HSS Journal

, Volume 4, Issue 2, pp 117–122

One- Versus Two-Incision Technique for Distal Biceps Tendon Repair

  • Timothy S. Johnson
  • David C. Johnson
  • Michael K. Shindle
  • Answorth A. Allen
  • Andrew J. Weiland
  • John Cavanaugh
  • Dennis Noonan
  • Stephen Lyman
Original Article

DOI: 10.1007/s11420-008-9085-4

Cite this article as:
Johnson, T.S., Johnson, D.C., Shindle, M.K. et al. HSS Jrnl (2008) 4: 117. doi:10.1007/s11420-008-9085-4

Abstract

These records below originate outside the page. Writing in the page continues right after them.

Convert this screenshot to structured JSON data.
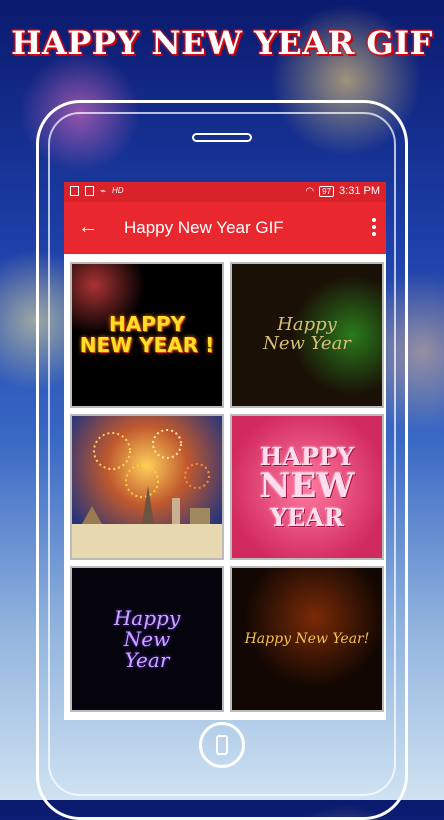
{
  "banner": {
    "title": "HAPPY NEW YEAR GIF"
  },
  "statusbar": {
    "battery": "97",
    "time": "3:31 PM",
    "hd": "HD"
  },
  "toolbar": {
    "title": "Happy New Year GIF",
    "back_icon": "arrow-back-icon",
    "menu_icon": "more-vert-icon"
  },
  "colors": {
    "toolbar": "#e9272e",
    "statusbar": "#d9222a",
    "banner_outline": "#e8141c"
  },
  "gallery": {
    "tiles": [
      {
        "lines": [
          "HAPPY",
          "NEW YEAR !"
        ]
      },
      {
        "lines": [
          "Happy",
          "New Year"
        ]
      },
      {
        "lines": []
      },
      {
        "lines": [
          "HAPPY",
          "NEW",
          "YEAR"
        ]
      },
      {
        "lines": [
          "Happy",
          "New",
          "Year"
        ]
      },
      {
        "lines": [
          "Happy New Year!"
        ]
      }
    ]
  }
}
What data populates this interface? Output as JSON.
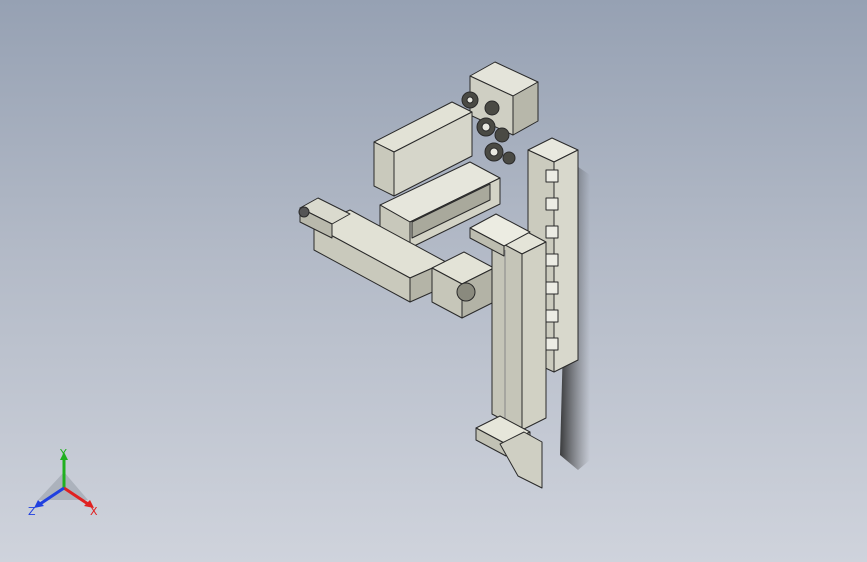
{
  "viewport": {
    "background_top": "#96a1b3",
    "background_bottom": "#cfd3dc",
    "model_color": "#d8d8cc",
    "model_edge_color": "#2a2a2a",
    "shadow_color": "#333333"
  },
  "triad": {
    "x_label": "X",
    "y_label": "Y",
    "z_label": "Z",
    "x_color": "#e02020",
    "y_color": "#20b020",
    "z_color": "#2040e0"
  }
}
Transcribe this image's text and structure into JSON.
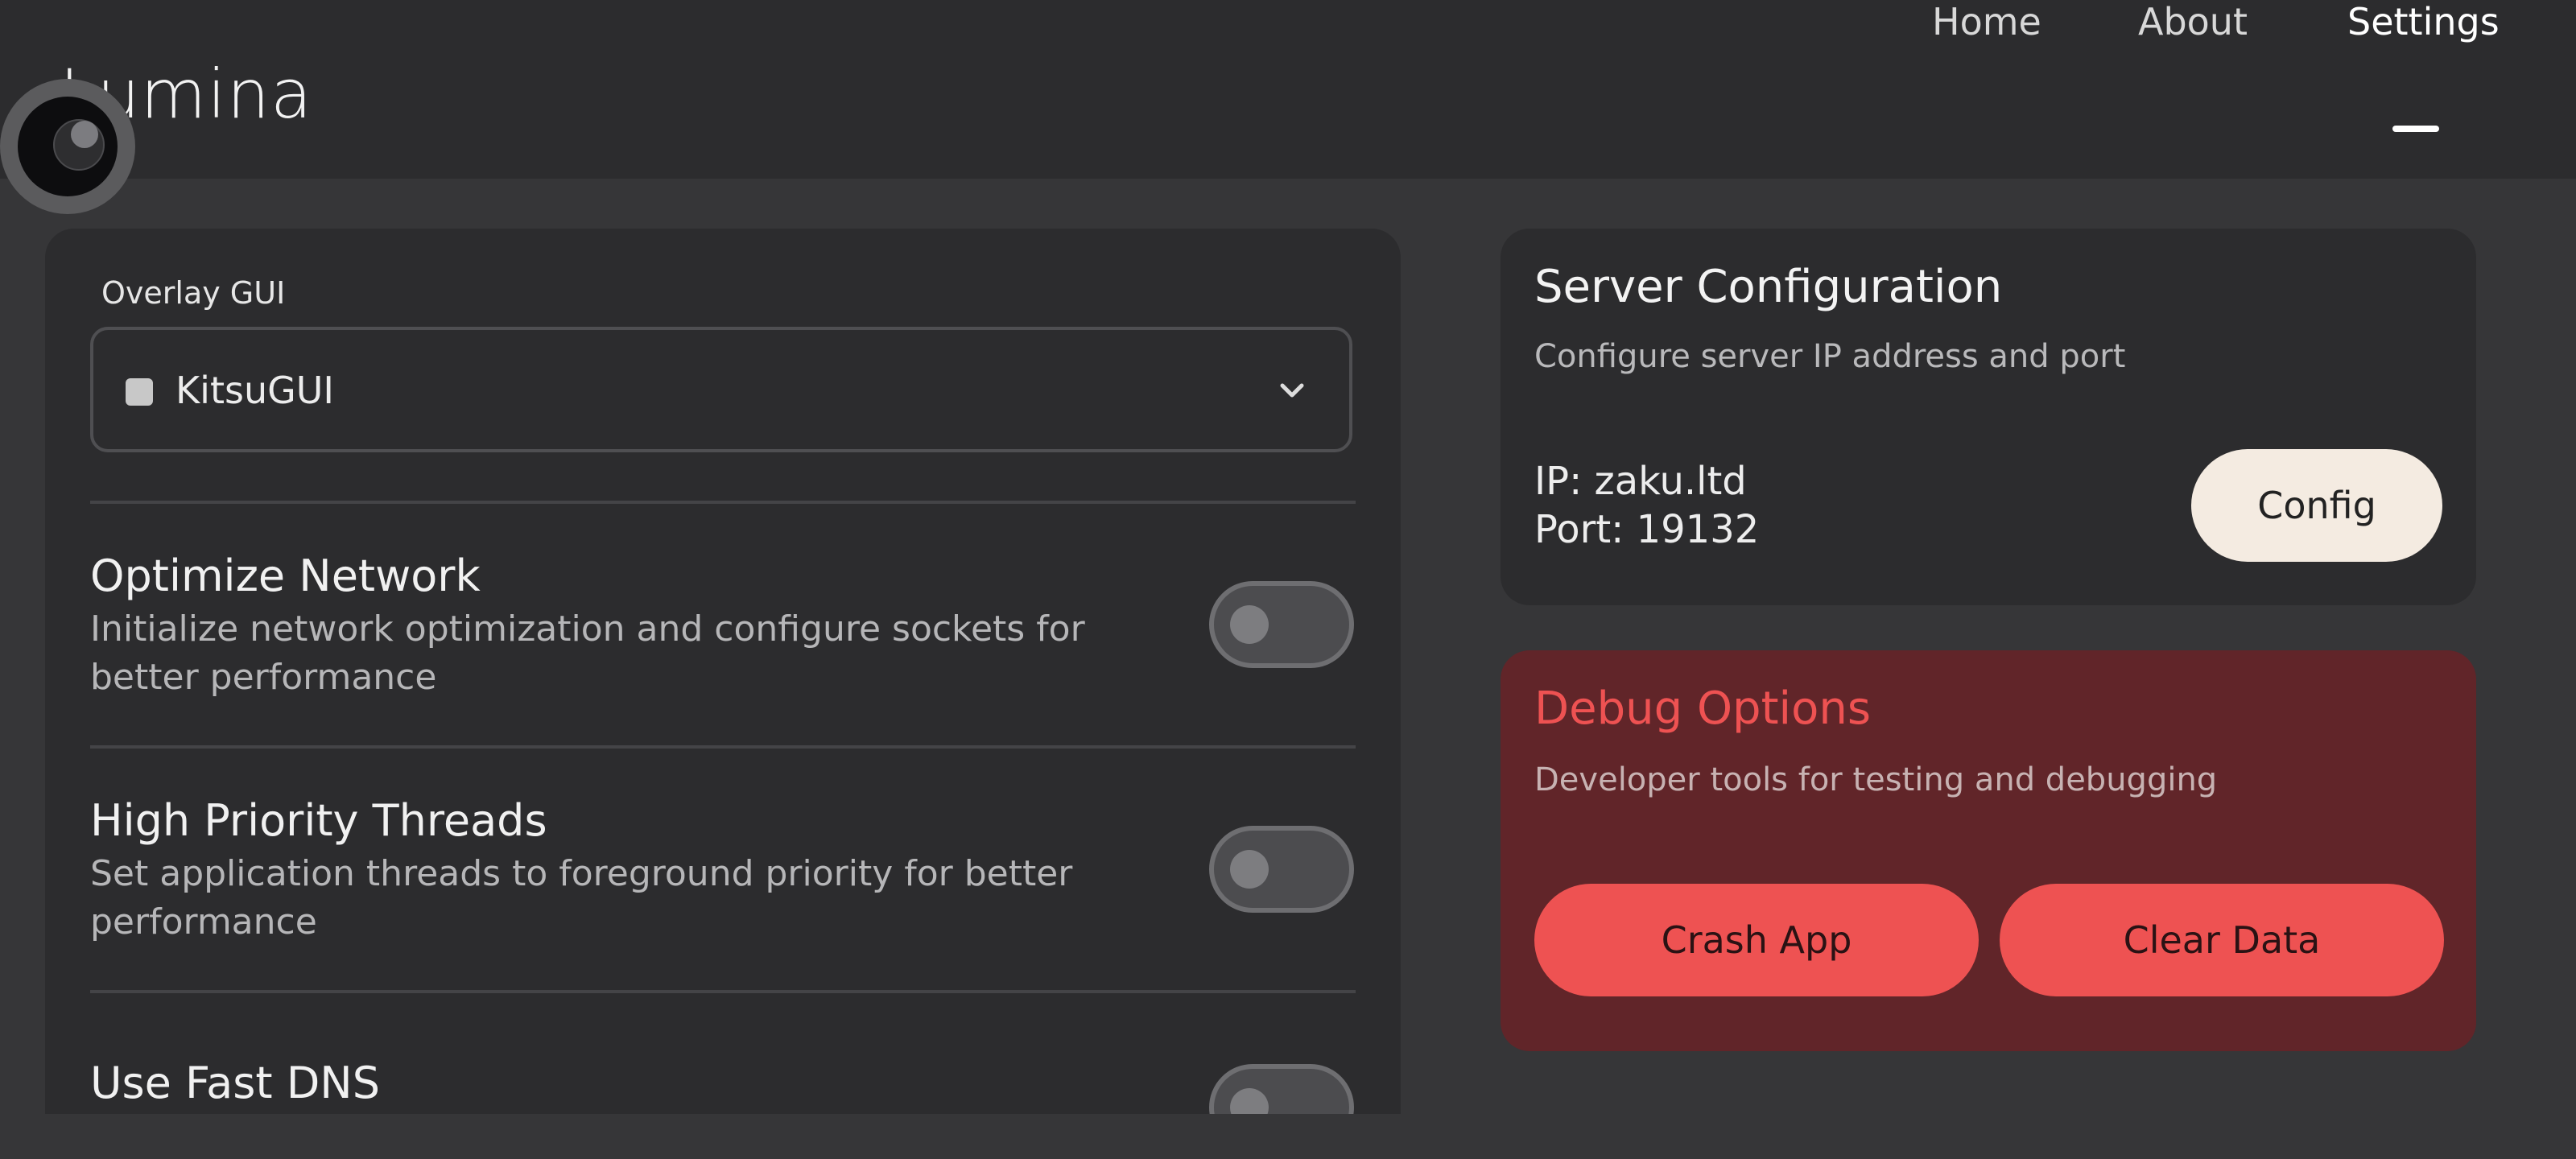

There are several techniques that have been described for distal biceps tendon repair but there is still controversy regarding the optimal technique. Our hypothesis is that the single-incision technique will have a similar complication rate and functionally equivalent restoration of function compared with the two-incision approach. A retrospective review of consecutive biceps tendon repairs was performed at one institution over a 5-year period. Thirty-six patients met the inclusion criteria and 26 were available for follow-up including subjective assessment, physical examination, and strength testing. Patients were divided into two groups based on the surgical approach utilized: 12 patients underwent single-incision repair and 14 had a two-incision repair. The average follow-up was 33 months (minimum 13; maximum 75). There were no statistically significant differences in regards to flexion strength or endurance, supination strength or endurance, or complication rates between the two techniques. In conclusion, both surgical techniques led to adequate restoration of strength with a low complication rate. Both techniques are safe to perform and should be guided by surgeon comfort with the approach.

Copyright information

© Hospital for Special Surgery 2008

Authors and Affiliations

  • Timothy S. Johnson
    • 1
    • 2
  • David C. Johnson
    • 1
    • 2
  • Michael K. Shindle
    • 1
  • Answorth A. Allen
    • 1
  • Andrew J. Weiland
    • 1
  • John Cavanaugh
    • 3
  • Dennis Noonan
    • 4
  • Stephen Lyman
    • 5
  1. 1.Department of Orthopedic SurgeryHospital for Special SurgeryNew YorkUSA
  2. 2.The National Sports Medicine InstituteLansdowneUSA
  3. 3.Sports Medicine ServiceHospital for Special SurgeryNew YorkUSA
  4. 4.Rehabilitation (ATC, LMT, CEAS I)Hospital for Special SurgeryNew YorkUSA
  5. 5.Epidemiology and Biostatistics DepartmentHospital for Special SurgeryNew YorkUSA